WORK ORDER:
Read through the records. Copy each line that has the word "content".

Dataset records:
=== Section Start ===

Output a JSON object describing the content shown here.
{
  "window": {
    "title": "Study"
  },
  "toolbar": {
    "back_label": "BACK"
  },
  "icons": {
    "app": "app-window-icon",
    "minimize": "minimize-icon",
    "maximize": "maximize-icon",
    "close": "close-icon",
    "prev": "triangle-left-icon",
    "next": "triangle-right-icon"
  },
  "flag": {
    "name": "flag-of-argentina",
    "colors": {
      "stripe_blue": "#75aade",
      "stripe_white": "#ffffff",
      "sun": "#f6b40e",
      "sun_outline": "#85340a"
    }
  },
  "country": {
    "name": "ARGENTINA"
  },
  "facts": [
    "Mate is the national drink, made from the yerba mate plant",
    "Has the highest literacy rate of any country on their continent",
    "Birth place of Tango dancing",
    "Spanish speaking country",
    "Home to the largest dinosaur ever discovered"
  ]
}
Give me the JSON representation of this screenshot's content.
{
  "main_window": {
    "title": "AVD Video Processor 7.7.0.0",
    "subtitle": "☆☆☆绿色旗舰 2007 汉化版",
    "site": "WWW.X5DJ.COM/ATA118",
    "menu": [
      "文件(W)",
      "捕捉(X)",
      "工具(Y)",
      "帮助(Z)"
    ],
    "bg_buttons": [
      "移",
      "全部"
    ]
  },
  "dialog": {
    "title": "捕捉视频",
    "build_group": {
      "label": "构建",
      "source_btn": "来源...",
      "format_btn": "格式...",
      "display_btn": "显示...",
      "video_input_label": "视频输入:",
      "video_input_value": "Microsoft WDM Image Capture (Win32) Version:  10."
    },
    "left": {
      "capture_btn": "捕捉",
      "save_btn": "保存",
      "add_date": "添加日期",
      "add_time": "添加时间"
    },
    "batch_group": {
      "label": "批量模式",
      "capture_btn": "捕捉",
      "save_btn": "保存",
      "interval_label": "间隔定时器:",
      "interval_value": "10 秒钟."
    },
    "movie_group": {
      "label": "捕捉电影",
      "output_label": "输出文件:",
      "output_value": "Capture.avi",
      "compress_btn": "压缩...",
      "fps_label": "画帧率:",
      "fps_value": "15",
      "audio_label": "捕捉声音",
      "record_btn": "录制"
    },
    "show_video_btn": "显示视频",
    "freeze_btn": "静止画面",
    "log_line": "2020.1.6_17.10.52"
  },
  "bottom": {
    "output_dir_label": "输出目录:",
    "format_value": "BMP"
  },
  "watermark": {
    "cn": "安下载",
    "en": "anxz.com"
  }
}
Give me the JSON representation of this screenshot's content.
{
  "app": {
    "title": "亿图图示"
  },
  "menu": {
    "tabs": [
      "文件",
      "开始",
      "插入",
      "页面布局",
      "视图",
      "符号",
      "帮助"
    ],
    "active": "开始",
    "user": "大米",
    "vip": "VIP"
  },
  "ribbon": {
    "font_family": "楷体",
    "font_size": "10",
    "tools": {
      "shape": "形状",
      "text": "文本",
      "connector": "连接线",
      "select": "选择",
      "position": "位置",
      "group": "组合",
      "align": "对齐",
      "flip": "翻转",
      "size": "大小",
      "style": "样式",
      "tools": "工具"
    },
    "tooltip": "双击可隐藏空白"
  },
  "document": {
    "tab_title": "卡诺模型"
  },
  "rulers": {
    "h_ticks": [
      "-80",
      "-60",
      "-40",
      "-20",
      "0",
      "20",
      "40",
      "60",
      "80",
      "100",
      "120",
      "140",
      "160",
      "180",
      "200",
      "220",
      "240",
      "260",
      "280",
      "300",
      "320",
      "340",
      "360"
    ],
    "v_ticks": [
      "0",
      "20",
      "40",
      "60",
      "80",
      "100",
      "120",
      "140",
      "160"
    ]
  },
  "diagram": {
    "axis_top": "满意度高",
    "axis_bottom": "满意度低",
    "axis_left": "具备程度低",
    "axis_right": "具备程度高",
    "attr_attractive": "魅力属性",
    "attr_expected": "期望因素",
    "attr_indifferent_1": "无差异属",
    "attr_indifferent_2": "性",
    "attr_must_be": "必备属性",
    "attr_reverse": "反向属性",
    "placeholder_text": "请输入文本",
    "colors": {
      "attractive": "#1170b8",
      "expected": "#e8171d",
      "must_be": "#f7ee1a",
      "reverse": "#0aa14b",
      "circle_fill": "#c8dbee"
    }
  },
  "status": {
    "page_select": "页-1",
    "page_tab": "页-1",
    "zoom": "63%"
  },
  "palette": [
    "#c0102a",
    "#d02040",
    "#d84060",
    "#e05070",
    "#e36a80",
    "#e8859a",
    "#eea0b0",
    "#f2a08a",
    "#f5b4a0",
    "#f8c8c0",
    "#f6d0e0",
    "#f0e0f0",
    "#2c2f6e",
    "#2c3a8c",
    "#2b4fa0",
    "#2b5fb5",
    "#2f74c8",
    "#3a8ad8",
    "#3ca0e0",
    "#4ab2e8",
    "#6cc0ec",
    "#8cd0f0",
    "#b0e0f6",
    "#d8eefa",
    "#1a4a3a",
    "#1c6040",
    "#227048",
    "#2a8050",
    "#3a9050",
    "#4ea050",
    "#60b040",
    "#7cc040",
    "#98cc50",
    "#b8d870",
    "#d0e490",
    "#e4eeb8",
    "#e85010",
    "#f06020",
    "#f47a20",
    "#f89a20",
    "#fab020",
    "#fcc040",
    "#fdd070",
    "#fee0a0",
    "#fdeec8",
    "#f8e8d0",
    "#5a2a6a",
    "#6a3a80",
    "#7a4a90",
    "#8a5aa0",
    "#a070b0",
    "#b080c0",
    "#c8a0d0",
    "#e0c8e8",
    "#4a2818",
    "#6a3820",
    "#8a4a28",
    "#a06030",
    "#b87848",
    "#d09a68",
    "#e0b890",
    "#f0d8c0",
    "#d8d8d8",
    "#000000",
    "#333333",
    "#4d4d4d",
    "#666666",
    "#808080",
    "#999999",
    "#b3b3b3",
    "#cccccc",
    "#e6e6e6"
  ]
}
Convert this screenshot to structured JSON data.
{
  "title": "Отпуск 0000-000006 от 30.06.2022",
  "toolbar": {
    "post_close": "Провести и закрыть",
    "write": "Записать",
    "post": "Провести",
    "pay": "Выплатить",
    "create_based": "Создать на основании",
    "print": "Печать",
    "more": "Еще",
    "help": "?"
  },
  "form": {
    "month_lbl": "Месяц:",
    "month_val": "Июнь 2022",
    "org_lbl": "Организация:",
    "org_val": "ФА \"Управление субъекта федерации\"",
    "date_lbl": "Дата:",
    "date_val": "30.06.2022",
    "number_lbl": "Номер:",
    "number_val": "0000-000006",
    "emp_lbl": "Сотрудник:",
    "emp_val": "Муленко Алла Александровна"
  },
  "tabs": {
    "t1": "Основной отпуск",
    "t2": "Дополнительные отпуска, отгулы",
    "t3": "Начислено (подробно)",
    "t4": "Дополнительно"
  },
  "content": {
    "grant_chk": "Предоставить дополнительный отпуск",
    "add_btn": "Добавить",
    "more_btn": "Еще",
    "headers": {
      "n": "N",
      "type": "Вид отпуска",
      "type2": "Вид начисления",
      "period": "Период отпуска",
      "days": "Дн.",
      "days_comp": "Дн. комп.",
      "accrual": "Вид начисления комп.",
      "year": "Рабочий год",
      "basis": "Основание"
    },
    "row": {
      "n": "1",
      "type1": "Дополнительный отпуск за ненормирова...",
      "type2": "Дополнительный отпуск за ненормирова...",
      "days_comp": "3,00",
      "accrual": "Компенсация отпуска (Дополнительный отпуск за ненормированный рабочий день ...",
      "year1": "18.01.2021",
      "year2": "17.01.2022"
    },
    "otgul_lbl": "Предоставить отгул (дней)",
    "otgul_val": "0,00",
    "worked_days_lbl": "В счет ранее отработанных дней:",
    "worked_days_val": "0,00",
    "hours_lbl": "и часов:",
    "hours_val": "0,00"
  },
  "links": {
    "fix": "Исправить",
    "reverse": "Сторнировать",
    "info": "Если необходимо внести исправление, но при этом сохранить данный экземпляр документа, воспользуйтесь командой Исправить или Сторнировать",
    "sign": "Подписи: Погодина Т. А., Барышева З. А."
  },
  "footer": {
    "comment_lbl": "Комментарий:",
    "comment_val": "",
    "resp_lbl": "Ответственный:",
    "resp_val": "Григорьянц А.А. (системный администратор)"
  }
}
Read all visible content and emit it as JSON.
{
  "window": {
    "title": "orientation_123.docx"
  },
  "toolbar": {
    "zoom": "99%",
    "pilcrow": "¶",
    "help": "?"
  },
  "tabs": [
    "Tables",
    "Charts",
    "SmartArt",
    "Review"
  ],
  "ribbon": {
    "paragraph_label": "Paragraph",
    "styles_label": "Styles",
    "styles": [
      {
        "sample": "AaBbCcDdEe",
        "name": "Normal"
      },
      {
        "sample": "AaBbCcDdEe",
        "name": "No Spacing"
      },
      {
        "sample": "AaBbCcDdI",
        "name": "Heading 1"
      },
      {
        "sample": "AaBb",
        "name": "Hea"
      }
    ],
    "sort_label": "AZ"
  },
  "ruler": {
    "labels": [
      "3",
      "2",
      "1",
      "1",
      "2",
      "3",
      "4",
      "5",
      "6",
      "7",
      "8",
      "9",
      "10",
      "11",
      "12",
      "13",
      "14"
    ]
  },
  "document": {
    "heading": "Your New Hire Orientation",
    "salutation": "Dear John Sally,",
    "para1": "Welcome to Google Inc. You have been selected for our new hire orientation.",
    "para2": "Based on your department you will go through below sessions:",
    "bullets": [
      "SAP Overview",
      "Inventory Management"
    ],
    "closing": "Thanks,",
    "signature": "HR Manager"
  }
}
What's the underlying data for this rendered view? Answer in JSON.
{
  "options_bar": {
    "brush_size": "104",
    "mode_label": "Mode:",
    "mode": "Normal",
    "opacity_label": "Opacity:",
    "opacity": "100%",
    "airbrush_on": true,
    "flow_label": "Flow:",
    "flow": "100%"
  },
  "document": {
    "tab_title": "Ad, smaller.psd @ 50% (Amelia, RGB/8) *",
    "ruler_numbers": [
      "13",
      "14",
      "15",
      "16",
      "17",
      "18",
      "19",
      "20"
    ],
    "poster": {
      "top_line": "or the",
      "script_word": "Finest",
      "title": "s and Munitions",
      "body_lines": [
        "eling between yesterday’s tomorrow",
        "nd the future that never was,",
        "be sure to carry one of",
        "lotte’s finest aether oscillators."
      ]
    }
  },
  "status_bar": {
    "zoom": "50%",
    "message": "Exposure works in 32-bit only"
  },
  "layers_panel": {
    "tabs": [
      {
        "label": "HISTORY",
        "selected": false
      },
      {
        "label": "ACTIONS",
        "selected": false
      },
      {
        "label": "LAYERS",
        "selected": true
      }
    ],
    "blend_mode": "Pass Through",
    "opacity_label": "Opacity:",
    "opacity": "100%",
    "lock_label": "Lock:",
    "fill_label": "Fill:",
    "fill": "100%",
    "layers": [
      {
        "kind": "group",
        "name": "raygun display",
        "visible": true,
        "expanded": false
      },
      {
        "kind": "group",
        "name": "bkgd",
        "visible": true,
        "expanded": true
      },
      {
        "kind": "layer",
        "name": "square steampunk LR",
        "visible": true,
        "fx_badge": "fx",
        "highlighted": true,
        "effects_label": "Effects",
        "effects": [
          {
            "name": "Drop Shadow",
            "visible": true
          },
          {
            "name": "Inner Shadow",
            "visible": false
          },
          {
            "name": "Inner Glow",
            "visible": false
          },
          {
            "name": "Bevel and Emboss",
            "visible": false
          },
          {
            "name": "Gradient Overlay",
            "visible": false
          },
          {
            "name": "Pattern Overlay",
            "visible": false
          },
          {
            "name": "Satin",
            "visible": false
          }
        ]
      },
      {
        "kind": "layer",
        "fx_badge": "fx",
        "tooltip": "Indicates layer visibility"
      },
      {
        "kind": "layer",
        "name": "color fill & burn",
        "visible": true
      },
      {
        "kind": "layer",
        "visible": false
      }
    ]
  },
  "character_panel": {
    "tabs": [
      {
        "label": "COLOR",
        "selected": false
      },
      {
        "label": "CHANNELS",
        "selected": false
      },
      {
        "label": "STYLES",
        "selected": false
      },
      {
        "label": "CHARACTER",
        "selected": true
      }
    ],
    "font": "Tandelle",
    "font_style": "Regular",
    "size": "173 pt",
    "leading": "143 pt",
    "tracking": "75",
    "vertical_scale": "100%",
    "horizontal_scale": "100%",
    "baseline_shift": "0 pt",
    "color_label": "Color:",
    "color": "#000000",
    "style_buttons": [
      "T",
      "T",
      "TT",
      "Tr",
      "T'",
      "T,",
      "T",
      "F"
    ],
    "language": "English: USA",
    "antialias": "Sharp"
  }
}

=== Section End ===

REPLY TO THE TASK:
Output a JSON object describing the content shown here.
Give me the JSON representation of this screenshot's content.
Give me the JSON representation of this screenshot's content.
  "content": {
Read all visible content and emit it as JSON.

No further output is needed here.